● **PROBLEM REQUIREMENTS**:
For the material below, count each line where the string "output" appears, then return the total alone.

═════ DATA TO USE ═════

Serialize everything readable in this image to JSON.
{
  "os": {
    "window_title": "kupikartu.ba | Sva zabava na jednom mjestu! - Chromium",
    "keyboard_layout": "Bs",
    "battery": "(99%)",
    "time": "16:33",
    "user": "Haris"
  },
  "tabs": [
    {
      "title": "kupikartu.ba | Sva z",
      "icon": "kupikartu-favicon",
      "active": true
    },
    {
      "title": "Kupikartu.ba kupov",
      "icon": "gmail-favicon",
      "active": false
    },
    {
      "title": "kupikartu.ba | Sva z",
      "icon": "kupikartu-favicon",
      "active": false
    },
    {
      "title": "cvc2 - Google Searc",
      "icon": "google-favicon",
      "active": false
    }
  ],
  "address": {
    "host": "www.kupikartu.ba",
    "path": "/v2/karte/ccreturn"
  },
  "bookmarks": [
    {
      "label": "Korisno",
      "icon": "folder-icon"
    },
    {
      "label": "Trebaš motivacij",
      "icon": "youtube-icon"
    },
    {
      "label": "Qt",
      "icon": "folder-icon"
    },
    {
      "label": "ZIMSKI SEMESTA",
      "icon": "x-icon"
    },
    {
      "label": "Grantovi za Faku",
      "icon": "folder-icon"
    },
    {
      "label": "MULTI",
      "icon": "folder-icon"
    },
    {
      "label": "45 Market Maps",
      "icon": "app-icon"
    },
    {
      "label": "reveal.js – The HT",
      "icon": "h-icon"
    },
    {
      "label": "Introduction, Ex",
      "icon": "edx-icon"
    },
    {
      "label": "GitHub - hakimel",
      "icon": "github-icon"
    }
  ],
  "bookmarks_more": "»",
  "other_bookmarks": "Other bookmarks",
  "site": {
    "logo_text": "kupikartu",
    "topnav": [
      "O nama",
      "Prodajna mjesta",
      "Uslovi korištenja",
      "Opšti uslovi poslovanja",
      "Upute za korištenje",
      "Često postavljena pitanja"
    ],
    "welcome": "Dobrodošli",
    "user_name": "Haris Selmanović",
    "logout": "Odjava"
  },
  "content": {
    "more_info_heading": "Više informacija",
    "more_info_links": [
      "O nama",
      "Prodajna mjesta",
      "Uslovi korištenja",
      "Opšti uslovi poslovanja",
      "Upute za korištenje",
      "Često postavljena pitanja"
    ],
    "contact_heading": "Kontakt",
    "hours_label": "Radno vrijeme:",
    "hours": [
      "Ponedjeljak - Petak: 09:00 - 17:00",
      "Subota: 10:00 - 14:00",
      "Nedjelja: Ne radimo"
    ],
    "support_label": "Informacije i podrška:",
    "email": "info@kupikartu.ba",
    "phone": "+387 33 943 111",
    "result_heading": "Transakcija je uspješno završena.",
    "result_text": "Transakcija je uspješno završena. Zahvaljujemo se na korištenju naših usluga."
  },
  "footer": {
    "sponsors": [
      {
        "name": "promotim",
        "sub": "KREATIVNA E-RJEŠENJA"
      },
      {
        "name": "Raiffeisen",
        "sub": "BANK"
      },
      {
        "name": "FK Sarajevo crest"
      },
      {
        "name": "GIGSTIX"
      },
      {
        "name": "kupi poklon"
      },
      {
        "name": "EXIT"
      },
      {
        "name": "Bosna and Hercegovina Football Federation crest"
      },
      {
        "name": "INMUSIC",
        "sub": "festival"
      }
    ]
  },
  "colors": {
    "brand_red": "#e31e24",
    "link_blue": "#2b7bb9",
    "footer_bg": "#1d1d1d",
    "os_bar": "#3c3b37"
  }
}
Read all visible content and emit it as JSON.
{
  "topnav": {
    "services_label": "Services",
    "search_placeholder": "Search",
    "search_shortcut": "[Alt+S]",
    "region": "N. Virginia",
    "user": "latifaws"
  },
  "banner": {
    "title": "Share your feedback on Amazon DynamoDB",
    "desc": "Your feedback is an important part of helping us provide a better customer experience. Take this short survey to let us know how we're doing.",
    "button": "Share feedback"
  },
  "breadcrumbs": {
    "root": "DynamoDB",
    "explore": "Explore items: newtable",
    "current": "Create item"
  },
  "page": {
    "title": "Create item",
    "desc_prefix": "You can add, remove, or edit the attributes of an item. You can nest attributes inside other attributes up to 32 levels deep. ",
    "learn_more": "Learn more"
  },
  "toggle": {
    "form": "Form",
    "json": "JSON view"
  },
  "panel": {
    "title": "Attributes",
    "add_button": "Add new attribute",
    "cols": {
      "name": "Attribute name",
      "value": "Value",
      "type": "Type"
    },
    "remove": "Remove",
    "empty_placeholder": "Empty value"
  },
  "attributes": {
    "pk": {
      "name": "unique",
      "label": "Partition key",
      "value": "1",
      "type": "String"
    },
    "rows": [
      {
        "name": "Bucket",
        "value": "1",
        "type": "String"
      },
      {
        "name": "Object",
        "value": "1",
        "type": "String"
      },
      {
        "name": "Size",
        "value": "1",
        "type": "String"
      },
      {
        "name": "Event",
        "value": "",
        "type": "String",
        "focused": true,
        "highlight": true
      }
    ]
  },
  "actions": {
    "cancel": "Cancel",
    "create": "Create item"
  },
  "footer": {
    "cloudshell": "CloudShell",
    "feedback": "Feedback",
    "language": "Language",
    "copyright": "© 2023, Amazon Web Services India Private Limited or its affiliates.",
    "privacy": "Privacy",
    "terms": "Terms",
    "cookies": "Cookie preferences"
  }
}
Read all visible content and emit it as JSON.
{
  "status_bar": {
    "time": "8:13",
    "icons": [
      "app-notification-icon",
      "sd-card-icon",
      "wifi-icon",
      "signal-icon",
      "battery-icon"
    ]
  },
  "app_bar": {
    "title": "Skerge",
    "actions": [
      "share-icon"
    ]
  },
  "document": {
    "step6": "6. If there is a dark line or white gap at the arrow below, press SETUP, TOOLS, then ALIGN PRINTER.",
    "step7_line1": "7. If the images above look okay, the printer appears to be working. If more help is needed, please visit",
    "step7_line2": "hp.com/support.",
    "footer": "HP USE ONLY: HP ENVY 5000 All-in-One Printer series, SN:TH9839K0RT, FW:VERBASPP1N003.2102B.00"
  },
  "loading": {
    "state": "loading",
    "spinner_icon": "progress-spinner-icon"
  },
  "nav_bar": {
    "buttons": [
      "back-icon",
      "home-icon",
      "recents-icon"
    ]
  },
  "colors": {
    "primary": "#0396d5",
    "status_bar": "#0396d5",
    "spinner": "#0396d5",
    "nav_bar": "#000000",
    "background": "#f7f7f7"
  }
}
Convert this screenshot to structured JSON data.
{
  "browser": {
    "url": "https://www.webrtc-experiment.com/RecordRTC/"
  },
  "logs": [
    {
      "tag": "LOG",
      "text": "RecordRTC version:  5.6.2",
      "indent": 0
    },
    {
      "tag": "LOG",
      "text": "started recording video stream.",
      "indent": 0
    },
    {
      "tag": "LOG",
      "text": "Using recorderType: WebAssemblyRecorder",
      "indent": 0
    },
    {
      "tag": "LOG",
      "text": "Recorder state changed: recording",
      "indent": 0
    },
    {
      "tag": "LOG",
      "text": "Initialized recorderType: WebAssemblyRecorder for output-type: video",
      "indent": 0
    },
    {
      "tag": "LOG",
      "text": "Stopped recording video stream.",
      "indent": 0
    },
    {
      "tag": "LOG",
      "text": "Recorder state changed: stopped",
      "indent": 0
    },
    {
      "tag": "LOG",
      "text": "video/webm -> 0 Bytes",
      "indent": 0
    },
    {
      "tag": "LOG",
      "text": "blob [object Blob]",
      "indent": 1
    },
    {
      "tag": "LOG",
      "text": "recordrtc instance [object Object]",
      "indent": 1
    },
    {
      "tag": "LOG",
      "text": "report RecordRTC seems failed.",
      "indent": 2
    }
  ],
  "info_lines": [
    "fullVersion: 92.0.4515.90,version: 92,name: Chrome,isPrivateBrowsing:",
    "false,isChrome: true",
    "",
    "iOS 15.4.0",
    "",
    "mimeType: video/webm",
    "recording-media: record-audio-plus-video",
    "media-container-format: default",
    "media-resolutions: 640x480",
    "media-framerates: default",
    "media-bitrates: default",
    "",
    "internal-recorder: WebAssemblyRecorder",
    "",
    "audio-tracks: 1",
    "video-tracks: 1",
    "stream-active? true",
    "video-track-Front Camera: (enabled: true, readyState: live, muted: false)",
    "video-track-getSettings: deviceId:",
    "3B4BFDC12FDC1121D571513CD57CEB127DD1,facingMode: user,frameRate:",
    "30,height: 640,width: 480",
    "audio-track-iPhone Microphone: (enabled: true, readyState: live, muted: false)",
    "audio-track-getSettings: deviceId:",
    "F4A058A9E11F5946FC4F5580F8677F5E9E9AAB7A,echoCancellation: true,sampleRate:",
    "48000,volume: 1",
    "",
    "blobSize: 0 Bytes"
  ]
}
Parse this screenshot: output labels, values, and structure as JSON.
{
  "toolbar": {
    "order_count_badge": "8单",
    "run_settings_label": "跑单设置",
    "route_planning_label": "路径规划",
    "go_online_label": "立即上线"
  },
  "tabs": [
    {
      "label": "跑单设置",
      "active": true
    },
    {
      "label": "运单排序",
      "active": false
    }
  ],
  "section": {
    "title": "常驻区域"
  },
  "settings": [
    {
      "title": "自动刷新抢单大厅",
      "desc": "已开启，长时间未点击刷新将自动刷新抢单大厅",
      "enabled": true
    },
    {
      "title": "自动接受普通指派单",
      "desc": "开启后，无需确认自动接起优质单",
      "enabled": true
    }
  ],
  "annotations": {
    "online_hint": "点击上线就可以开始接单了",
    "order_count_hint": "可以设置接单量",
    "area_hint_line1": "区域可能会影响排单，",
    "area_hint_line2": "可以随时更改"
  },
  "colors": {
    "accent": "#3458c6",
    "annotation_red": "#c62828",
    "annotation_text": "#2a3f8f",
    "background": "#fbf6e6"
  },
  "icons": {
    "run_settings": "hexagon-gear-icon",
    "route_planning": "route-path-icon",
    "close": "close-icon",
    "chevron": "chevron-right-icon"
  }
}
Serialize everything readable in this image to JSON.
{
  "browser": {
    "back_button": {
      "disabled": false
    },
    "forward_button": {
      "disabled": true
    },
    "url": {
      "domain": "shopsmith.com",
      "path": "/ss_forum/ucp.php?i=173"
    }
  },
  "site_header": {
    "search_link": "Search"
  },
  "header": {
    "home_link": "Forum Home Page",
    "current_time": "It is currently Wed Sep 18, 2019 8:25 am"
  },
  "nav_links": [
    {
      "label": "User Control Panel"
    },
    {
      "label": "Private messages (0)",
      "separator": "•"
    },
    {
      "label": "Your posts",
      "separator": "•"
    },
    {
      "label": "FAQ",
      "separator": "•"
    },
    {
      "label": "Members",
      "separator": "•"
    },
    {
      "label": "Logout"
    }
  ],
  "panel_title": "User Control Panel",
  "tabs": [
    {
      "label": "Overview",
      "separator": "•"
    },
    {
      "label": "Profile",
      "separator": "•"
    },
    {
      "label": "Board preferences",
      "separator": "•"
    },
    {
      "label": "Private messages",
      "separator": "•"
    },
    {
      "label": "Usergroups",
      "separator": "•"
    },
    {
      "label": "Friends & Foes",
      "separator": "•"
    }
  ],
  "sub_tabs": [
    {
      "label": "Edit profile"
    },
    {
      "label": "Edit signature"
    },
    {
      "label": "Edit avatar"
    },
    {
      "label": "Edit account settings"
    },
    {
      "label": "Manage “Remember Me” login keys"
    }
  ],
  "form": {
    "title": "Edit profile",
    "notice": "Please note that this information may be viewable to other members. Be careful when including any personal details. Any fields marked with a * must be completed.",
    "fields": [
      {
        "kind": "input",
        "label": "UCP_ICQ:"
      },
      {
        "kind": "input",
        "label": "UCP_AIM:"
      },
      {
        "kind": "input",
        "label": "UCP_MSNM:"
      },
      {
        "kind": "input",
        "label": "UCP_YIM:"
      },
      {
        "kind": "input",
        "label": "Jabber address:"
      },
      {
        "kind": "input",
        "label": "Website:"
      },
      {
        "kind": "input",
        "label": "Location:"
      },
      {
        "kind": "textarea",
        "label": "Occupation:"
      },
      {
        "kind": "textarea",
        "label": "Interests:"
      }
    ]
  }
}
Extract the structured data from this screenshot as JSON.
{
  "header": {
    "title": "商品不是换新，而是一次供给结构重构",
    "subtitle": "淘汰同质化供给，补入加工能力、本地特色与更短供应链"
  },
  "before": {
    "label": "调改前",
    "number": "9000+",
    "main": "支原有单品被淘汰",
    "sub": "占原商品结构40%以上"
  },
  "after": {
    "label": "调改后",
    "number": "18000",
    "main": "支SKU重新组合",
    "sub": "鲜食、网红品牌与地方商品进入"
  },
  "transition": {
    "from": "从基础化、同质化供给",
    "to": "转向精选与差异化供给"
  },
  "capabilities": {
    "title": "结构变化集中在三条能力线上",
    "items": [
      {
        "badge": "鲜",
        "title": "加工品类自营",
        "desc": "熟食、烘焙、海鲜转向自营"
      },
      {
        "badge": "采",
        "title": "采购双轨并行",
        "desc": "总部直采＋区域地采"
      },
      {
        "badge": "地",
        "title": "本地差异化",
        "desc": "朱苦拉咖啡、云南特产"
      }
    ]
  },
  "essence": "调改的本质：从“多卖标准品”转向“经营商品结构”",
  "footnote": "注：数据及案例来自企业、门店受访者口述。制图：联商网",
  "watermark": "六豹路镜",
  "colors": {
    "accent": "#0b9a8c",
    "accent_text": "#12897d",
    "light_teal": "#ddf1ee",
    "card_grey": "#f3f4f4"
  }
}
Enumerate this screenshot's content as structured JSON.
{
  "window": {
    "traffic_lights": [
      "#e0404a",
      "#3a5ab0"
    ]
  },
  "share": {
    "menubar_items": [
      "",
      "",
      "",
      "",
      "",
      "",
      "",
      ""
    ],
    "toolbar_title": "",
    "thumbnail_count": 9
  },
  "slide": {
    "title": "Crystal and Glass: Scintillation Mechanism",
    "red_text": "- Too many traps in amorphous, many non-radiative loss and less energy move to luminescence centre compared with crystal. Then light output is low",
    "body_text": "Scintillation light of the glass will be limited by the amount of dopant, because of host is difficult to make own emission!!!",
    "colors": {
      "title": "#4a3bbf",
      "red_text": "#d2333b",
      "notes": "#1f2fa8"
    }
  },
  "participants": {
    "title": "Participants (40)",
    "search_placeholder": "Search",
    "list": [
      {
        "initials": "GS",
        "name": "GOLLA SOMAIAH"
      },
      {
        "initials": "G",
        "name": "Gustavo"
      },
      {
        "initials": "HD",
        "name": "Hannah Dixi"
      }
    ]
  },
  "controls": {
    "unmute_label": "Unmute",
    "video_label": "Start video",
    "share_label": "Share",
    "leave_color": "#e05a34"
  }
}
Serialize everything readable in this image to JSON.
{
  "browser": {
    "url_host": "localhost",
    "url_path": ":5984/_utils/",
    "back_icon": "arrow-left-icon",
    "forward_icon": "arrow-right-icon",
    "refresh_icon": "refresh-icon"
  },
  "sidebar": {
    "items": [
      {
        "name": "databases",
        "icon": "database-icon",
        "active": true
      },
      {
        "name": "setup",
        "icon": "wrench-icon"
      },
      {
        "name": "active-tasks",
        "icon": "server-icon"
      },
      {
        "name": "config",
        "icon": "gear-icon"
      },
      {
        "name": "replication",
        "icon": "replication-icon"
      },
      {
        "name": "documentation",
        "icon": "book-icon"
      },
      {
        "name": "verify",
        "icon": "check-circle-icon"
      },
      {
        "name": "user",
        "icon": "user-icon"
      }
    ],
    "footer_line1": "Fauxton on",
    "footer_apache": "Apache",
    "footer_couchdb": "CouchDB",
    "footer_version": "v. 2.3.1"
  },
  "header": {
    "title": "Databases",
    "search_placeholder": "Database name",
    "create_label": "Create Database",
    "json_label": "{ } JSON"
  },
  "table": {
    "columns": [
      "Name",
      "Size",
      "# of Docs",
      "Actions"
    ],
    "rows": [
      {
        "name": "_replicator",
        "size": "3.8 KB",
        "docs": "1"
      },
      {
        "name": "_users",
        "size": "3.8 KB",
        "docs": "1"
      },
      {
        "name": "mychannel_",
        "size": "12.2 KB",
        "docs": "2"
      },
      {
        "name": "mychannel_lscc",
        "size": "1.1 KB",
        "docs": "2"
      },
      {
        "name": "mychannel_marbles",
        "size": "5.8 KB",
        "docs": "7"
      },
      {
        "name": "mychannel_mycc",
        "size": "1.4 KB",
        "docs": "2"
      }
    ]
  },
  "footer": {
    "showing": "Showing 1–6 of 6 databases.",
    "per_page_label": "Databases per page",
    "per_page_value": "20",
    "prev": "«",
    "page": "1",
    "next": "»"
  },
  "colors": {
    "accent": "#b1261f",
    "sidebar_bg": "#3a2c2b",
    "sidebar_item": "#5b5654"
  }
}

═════

● **WRITTEN ANSWER**:
3